LISTED RECORDS:
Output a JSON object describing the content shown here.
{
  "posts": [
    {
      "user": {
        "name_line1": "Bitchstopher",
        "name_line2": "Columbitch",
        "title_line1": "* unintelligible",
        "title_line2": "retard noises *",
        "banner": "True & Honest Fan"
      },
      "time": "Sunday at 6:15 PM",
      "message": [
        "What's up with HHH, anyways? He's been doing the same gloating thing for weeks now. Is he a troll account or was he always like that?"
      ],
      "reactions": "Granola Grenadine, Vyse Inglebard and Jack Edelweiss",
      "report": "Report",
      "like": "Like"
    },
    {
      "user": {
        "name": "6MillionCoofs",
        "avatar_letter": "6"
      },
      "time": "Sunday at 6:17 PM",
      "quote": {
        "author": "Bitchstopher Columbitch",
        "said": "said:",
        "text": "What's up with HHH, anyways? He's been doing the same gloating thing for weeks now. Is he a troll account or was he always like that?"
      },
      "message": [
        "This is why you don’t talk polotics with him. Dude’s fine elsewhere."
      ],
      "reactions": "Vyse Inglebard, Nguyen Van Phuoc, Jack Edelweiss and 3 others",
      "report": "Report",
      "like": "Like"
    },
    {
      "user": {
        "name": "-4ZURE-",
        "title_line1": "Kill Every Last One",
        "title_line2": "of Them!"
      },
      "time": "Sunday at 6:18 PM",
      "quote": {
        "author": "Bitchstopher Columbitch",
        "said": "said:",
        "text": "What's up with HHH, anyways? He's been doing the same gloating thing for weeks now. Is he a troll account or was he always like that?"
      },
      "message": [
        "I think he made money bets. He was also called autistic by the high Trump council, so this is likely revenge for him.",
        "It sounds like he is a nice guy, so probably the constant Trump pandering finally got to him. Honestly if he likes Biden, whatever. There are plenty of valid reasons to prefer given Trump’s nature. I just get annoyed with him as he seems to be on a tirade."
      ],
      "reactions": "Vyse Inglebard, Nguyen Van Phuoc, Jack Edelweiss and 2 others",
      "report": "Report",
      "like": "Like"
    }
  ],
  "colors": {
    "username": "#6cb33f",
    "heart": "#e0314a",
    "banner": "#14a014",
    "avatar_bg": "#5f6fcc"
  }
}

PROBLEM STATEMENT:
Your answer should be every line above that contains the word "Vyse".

SOLUTION TO THE EXERCISE:
      "reactions": "Granola Grenadine, Vyse Inglebard and Jack Edelweiss",
      "reactions": "Vyse Inglebard, Nguyen Van Phuoc, Jack Edelweiss and 3 others",
      "reactions": "Vyse Inglebard, Nguyen Van Phuoc, Jack Edelweiss and 2 others",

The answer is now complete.